ACTION ITEM:
Wherever the word "label" shows up in the data, report the line it sits in.

TASK INPUTS:
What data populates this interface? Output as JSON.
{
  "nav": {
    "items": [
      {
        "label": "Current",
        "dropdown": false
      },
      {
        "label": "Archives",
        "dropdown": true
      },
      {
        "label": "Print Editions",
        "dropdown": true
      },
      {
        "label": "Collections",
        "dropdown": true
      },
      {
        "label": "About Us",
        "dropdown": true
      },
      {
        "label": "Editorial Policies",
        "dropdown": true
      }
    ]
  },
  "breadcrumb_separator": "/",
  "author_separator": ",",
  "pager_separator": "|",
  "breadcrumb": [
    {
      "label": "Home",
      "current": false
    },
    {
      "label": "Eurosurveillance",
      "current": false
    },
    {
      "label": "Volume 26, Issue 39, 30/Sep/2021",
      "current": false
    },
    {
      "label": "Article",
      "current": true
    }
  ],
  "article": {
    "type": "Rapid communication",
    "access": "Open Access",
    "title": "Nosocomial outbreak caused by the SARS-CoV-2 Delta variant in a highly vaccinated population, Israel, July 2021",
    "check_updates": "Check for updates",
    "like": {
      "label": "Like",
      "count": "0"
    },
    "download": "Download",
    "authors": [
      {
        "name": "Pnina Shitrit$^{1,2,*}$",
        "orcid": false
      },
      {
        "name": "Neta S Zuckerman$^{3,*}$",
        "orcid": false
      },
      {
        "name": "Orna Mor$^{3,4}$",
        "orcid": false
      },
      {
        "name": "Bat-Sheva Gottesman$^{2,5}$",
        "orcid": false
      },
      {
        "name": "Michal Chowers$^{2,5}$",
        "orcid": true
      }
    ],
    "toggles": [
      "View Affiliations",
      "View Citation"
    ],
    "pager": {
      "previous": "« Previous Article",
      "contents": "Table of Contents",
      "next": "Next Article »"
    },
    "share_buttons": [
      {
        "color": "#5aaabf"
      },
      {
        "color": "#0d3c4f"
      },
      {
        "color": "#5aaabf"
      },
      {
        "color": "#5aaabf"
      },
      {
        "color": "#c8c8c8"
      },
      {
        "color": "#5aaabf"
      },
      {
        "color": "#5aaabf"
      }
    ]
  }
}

EXPECTED ANSWER:
        "label": "Current",
        "label": "Archives",
        "label": "Print Editions",
        "label": "Collections",
        "label": "About Us",
        "label": "Editorial Policies",
      "label": "Home",
      "label": "Eurosurveillance",
      "label": "Volume 26, Issue 39, 30/Sep/2021",
      "label": "Article",
      "label": "Like",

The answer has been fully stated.